How Engineers Create the World: The Public Radio Commentaries of Bill Hammack (2011) ISBN Paperbound 978-0-9839661-0-4 ebook 978-0-9839661-1-1
- In over 200 delightful short essays Bill captures the creativity and impact of engineers. He talks of their spectacular achievements - jets, satellites, skyscrapers, and fiber optics—but draws his deepest insights from the everyday, the quotidian. He finds beauty, elegance and meaning in Ferris wheels, Tupperware, Slinkys, mood rings, waterless urinals and Velcro. Delivered originally on public radio between 1999 and 2005, each essay is a small slice of the world created by engineers. The essays also illuminate and inform about the important topics of our day by showing how intertwined engineering and technology are with terrorism, security, intellectual property and our cultural legacy.
Why Engineers Should Grow a Long Tail: A Primer on Using New Media to Inform the Public and to Create the Next Generation of Innovative Engineers (2010) ISBN Paperbound 978-0-615-39555-5 ebook 978-0-9839661-2-8
- Often the details of new media get lost in an alphabet soup that usually begins with an "i" - the iPod, the iPad, the iTouch. Yet the essence of new media is not in these devices, but in their use. This short primer shows engineers how to think about new media by focusing on the deeper issues of communicating in this new user- generated era. Readers will grasp the mindset of new media; an under- standing that will long outlast the latest social networking tools.

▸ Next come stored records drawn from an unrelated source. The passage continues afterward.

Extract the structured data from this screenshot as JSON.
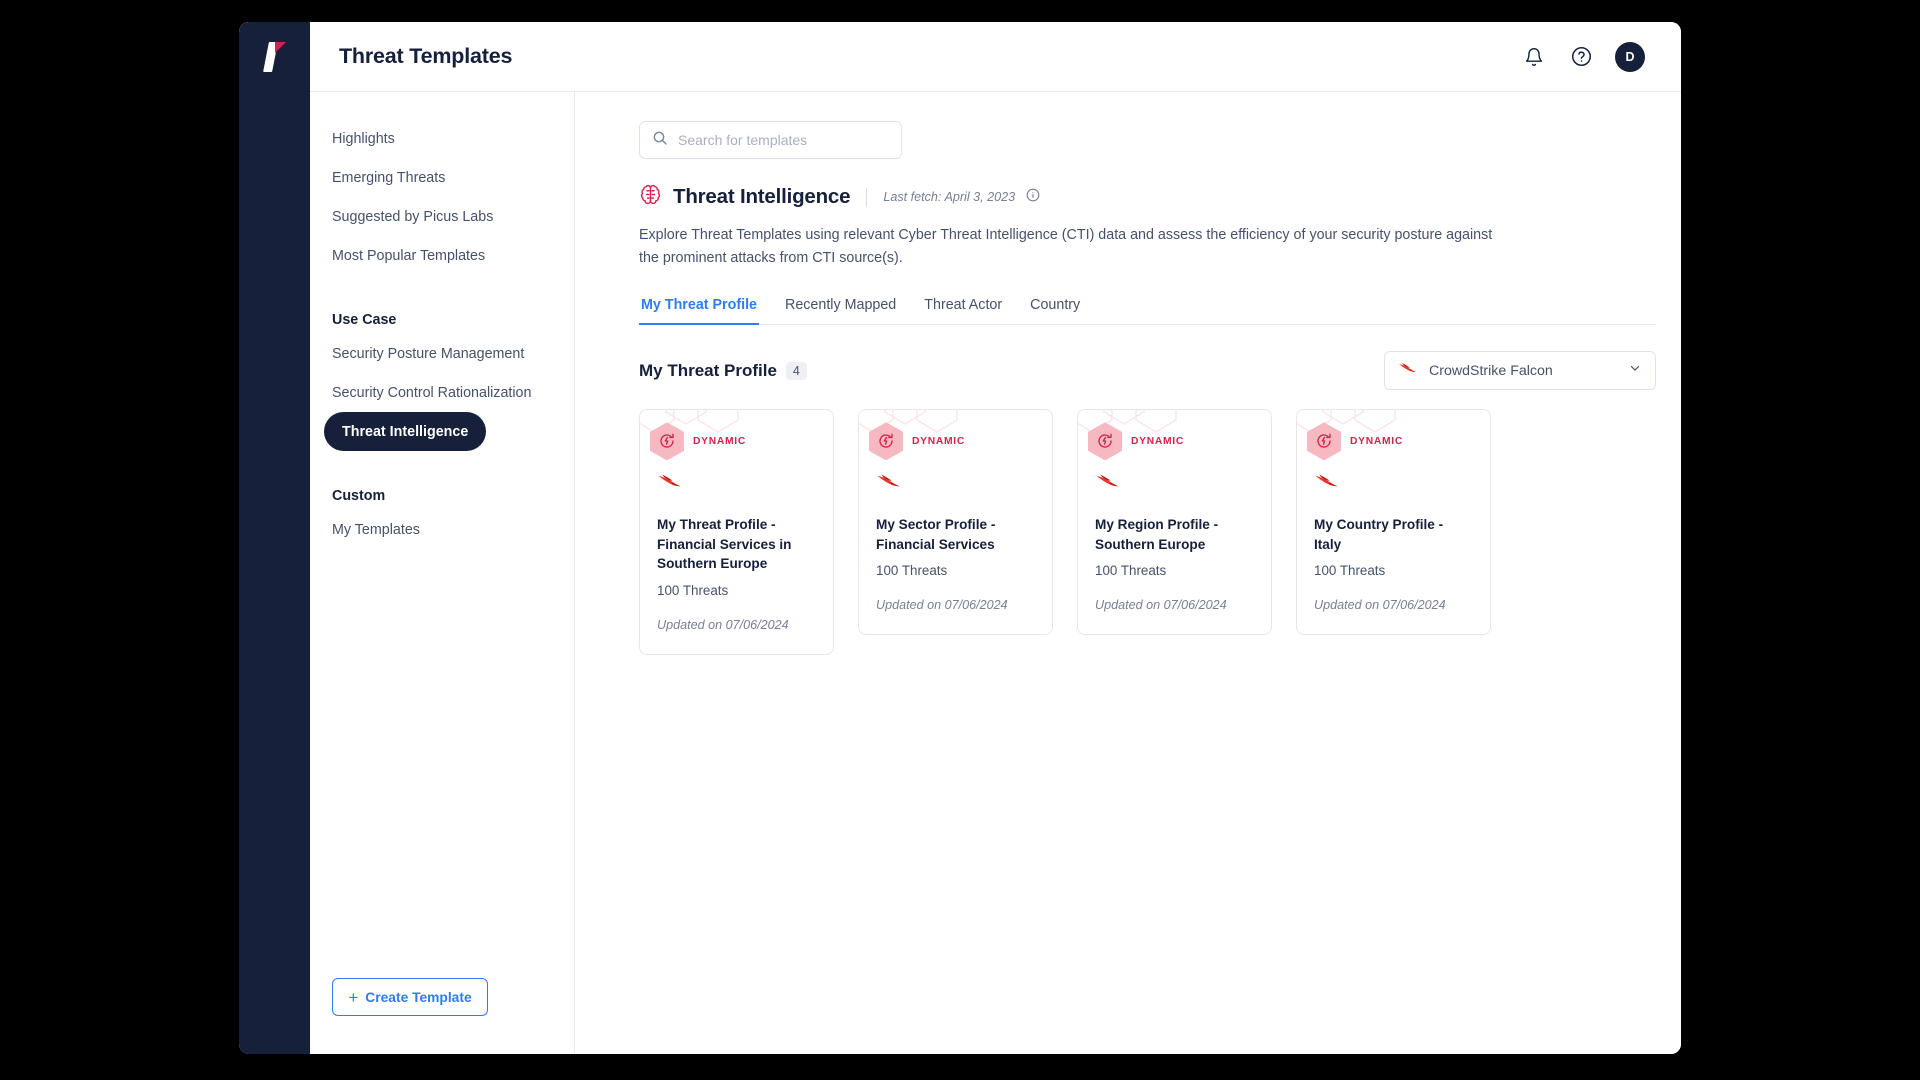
{
  "window": {
    "logo_name": "picus-logo",
    "colors": {
      "rail": "#16203a",
      "accent_blue": "#2f7cf6",
      "accent_crimson": "#d6224c",
      "badge_pink": "#f6b9c2",
      "text_dark": "#16203a",
      "text_muted": "#46516b"
    }
  },
  "topbar": {
    "title": "Threat Templates",
    "notifications_icon": "bell-icon",
    "help_icon": "help-circle-icon",
    "avatar_initial": "D"
  },
  "sidebar": {
    "items": [
      {
        "label": "Highlights",
        "active": false
      },
      {
        "label": "Emerging Threats",
        "active": false
      },
      {
        "label": "Suggested by Picus Labs",
        "active": false
      },
      {
        "label": "Most Popular Templates",
        "active": false
      }
    ],
    "use_case_label": "Use Case",
    "use_case_items": [
      {
        "label": "Security Posture Management",
        "active": false
      },
      {
        "label": "Security Control Rationalization",
        "active": false
      },
      {
        "label": "Threat Intelligence",
        "active": true
      }
    ],
    "custom_label": "Custom",
    "custom_items": [
      {
        "label": "My Templates",
        "active": false
      }
    ],
    "create_button": {
      "label": "Create Template",
      "plus": "+"
    }
  },
  "search": {
    "placeholder": "Search for templates",
    "value": "",
    "icon": "search-icon"
  },
  "threat_intelligence": {
    "icon": "brain-icon",
    "title": "Threat Intelligence",
    "last_fetch": "Last fetch: April 3, 2023",
    "info_icon": "info-circle-icon",
    "description": "Explore Threat Templates using relevant Cyber Threat Intelligence (CTI) data and assess the efficiency of your security posture against the prominent attacks from CTI source(s)."
  },
  "tabs": [
    {
      "label": "My Threat Profile",
      "active": true
    },
    {
      "label": "Recently Mapped",
      "active": false
    },
    {
      "label": "Threat Actor",
      "active": false
    },
    {
      "label": "Country",
      "active": false
    }
  ],
  "section": {
    "title": "My Threat Profile",
    "count": "4"
  },
  "source_select": {
    "label": "CrowdStrike Falcon",
    "logo_icon": "crowdstrike-falcon-icon",
    "chevron_icon": "chevron-down-icon"
  },
  "cards": [
    {
      "badge": "DYNAMIC",
      "badge_icon": "dynamic-refresh-icon",
      "vendor_icon": "crowdstrike-falcon-icon",
      "title": "My Threat Profile - Financial Services in Southern Europe",
      "threats": "100 Threats",
      "updated": "Updated on 07/06/2024"
    },
    {
      "badge": "DYNAMIC",
      "badge_icon": "dynamic-refresh-icon",
      "vendor_icon": "crowdstrike-falcon-icon",
      "title": "My Sector Profile - Financial Services",
      "threats": "100 Threats",
      "updated": "Updated on 07/06/2024"
    },
    {
      "badge": "DYNAMIC",
      "badge_icon": "dynamic-refresh-icon",
      "vendor_icon": "crowdstrike-falcon-icon",
      "title": "My Region Profile - Southern Europe",
      "threats": "100 Threats",
      "updated": "Updated on 07/06/2024"
    },
    {
      "badge": "DYNAMIC",
      "badge_icon": "dynamic-refresh-icon",
      "vendor_icon": "crowdstrike-falcon-icon",
      "title": "My Country Profile - Italy",
      "threats": "100 Threats",
      "updated": "Updated on 07/06/2024"
    }
  ]
}
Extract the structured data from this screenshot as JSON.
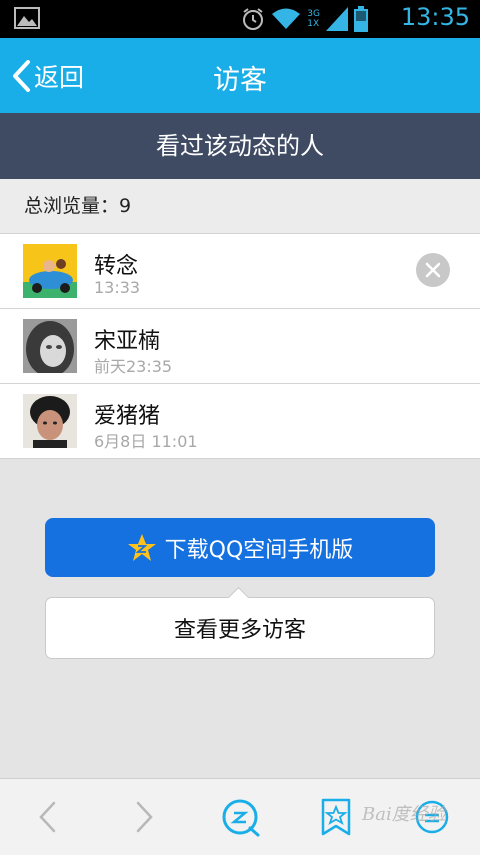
{
  "status_bar": {
    "time": "13:35",
    "icons": [
      "gallery-icon",
      "alarm-icon",
      "wifi-icon",
      "signal-icon",
      "battery-icon"
    ],
    "network_top": "3G",
    "network_bottom": "1X",
    "accent_color": "#35b5e5"
  },
  "header": {
    "back_label": "返回",
    "title": "访客",
    "background": "#1aaee8"
  },
  "section": {
    "title": "看过该动态的人",
    "background": "#3f4a63"
  },
  "summary": {
    "label": "总浏览量：9"
  },
  "visitors": [
    {
      "name": "转念",
      "time": "13:33"
    },
    {
      "name": "宋亚楠",
      "time": "前天23:35"
    },
    {
      "name": "爱猪猪",
      "time": "6月8日 11:01"
    }
  ],
  "actions": {
    "download_label": "下载QQ空间手机版",
    "download_color": "#1571df",
    "more_label": "查看更多访客"
  },
  "bottom_nav": {
    "icons": [
      "back-arrow-icon",
      "forward-arrow-icon",
      "qzone-icon",
      "bookmark-star-icon",
      "menu-icon"
    ]
  },
  "watermark": "Bai度经验"
}
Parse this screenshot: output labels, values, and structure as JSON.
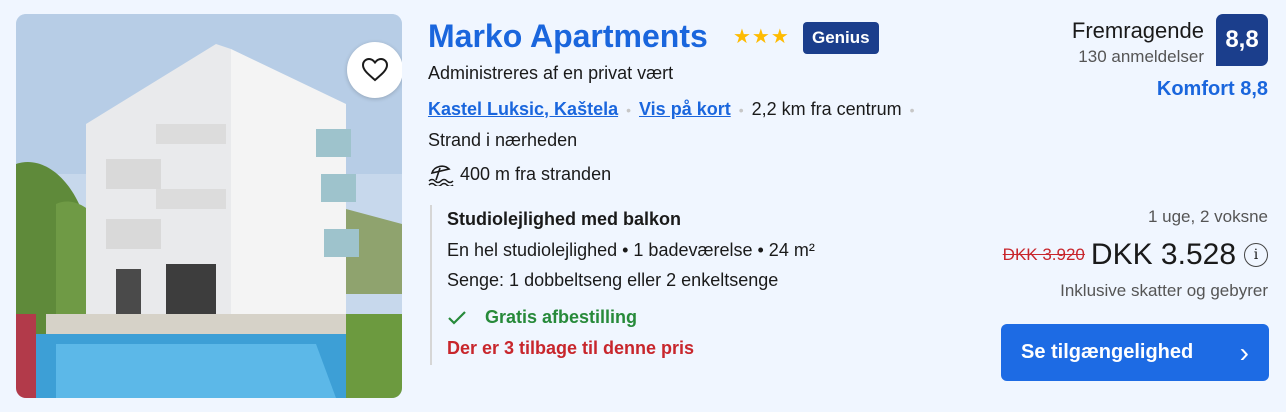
{
  "hotel": {
    "name": "Marko Apartments",
    "stars": "★★★",
    "genius_label": "Genius",
    "managed_by": "Administreres af en privat vært",
    "location_link": "Kastel Luksic, Kaštela",
    "map_link": "Vis på kort",
    "distance_center": "2,2 km fra centrum",
    "beach_nearby": "Strand i nærheden",
    "beach_distance": "400 m fra stranden"
  },
  "room": {
    "title": "Studiolejlighed med balkon",
    "description": "En hel studiolejlighed • 1 badeværelse • 24 m²",
    "beds": "Senge: 1 dobbeltseng eller 2 enkeltsenge",
    "cancellation": "Gratis afbestilling",
    "availability": "Der er 3 tilbage til denne pris"
  },
  "review": {
    "word": "Fremragende",
    "count": "130 anmeldelser",
    "score": "8,8",
    "comfort": "Komfort 8,8"
  },
  "price": {
    "stay": "1 uge, 2 voksne",
    "old": "DKK 3.920",
    "new": "DKK 3.528",
    "info_icon_glyph": "i",
    "taxes": "Inklusive skatter og gebyrer"
  },
  "cta": {
    "label": "Se tilgængelighed",
    "chevron": "›"
  },
  "icons": {
    "favorite": "heart-icon",
    "beach": "beach-umbrella-icon",
    "check": "check-icon",
    "info": "info-icon"
  },
  "colors": {
    "link": "#1a66dd",
    "brand_dark": "#1b3e8c",
    "green": "#278a3a",
    "red": "#c8262c",
    "cta": "#1d6be4",
    "star": "#febb02"
  }
}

It will empower practicing engineers to develop new, powerful ways to help the public understand what engineers do and why engineering is important; but perhaps most importantly this primer gives engineers the foundation for reaching the next generation of innovative engineers.